Material shown:
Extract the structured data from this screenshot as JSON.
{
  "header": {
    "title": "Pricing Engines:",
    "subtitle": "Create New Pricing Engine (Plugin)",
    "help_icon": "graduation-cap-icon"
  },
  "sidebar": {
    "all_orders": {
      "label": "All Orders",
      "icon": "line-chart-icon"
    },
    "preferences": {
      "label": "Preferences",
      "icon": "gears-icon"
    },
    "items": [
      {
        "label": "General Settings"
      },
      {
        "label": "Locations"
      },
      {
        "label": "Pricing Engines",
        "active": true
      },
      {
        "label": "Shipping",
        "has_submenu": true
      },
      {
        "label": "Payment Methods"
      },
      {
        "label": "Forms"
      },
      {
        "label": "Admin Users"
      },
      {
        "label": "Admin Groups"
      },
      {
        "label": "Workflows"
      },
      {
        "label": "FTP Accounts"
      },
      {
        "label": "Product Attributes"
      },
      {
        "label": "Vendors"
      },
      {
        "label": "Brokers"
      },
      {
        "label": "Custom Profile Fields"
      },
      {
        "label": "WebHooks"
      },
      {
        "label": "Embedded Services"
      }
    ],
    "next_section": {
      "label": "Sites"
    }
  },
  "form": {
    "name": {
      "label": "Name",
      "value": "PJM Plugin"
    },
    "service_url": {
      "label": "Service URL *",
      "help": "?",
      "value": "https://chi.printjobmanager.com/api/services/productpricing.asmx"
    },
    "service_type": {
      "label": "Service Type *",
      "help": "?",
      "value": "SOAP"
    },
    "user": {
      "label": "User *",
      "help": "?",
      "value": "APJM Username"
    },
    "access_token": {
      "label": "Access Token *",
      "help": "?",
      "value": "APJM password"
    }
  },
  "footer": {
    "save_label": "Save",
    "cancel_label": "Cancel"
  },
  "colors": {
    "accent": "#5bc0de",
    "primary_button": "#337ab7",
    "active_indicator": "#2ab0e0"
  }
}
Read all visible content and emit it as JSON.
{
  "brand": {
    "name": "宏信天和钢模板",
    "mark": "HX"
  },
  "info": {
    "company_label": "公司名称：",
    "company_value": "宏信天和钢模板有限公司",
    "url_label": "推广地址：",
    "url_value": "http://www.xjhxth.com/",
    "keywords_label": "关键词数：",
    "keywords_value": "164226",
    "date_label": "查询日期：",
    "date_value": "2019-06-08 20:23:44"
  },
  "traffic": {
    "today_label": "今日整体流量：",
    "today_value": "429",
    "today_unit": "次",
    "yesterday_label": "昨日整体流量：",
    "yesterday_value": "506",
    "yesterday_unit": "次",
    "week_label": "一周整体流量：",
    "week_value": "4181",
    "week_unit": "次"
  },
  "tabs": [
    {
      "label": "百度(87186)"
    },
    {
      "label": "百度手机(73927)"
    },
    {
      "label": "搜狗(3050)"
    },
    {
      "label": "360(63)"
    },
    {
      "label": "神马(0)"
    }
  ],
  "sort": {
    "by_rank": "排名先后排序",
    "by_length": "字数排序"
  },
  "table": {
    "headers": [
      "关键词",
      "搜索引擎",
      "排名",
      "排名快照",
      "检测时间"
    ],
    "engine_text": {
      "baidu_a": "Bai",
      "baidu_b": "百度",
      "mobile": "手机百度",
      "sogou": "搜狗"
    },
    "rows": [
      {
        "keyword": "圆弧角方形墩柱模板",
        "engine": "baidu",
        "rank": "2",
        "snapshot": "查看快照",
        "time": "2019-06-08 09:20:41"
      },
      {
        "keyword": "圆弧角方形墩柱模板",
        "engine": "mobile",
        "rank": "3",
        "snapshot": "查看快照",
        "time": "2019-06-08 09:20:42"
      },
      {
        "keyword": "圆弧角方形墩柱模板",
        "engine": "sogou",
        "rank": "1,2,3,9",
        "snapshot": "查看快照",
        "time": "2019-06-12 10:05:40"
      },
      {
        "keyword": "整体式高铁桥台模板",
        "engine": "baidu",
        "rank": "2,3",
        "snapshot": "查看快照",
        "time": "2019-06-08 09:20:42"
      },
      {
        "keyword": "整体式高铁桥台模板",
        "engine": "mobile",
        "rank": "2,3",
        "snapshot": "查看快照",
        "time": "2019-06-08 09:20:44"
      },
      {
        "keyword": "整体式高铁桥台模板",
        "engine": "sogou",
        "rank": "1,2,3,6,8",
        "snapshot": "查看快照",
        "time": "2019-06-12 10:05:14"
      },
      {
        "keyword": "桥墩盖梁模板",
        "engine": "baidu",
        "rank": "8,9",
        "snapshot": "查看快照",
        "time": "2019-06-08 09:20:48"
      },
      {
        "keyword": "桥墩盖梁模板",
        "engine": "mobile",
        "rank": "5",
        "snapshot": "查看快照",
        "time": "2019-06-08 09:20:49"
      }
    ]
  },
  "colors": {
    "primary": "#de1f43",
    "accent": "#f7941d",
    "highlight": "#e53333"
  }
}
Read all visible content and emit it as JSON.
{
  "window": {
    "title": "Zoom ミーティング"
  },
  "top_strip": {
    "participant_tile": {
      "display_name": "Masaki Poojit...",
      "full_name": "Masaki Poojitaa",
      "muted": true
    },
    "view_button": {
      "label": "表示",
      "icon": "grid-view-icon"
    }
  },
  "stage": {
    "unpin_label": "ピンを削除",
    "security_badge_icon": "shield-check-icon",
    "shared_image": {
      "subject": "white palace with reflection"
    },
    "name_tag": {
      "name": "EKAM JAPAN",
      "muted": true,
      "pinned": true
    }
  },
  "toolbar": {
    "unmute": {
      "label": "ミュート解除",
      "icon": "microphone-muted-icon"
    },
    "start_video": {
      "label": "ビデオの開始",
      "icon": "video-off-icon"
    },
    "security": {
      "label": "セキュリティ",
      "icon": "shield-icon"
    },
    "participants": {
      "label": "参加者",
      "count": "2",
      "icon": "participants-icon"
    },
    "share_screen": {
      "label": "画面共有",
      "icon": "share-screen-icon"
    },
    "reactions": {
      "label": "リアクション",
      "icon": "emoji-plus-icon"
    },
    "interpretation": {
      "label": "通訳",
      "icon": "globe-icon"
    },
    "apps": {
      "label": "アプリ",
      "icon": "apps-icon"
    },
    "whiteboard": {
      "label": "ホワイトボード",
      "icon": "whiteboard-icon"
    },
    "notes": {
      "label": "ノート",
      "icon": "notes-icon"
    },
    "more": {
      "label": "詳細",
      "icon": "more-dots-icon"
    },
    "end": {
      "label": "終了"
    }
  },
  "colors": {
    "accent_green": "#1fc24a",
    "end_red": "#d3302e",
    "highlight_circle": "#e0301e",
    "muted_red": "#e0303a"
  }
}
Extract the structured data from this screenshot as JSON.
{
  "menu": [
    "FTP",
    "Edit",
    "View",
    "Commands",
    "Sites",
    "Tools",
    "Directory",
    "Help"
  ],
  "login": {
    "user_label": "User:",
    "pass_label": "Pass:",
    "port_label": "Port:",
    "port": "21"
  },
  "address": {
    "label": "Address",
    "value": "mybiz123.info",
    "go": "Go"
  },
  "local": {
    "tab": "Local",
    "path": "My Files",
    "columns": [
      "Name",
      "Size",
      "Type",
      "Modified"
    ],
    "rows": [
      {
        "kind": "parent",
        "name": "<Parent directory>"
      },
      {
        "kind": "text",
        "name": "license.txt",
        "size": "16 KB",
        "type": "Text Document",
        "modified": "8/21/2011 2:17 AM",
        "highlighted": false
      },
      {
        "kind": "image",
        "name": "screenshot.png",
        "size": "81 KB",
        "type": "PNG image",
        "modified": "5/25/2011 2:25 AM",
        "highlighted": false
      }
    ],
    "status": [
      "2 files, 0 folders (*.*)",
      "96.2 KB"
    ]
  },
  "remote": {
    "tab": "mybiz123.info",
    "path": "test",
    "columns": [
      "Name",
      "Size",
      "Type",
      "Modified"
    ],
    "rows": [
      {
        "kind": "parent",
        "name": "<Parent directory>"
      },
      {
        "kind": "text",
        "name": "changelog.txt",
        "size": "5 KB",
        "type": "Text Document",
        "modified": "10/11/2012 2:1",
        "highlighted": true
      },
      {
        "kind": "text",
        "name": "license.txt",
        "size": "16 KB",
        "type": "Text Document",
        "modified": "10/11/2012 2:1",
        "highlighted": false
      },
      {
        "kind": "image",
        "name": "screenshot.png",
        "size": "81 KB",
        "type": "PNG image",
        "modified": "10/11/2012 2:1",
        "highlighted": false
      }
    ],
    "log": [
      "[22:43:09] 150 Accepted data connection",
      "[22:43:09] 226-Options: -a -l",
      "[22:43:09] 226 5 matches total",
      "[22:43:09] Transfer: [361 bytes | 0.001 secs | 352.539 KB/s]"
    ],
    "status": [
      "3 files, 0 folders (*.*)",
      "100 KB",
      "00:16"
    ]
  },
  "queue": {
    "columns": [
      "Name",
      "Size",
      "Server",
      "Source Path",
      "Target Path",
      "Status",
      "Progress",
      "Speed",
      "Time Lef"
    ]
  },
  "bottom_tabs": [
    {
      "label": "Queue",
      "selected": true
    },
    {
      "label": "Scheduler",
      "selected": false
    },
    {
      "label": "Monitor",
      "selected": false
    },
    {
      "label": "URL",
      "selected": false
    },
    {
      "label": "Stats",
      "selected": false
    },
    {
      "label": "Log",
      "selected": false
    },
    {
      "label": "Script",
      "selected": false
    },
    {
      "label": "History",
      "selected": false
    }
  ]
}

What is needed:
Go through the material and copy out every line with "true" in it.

Solved problem:
        "active": true
        "has_submenu": true
      "muted": true
      "muted": true,
      "pinned": true
        "highlighted": true
      "selected": true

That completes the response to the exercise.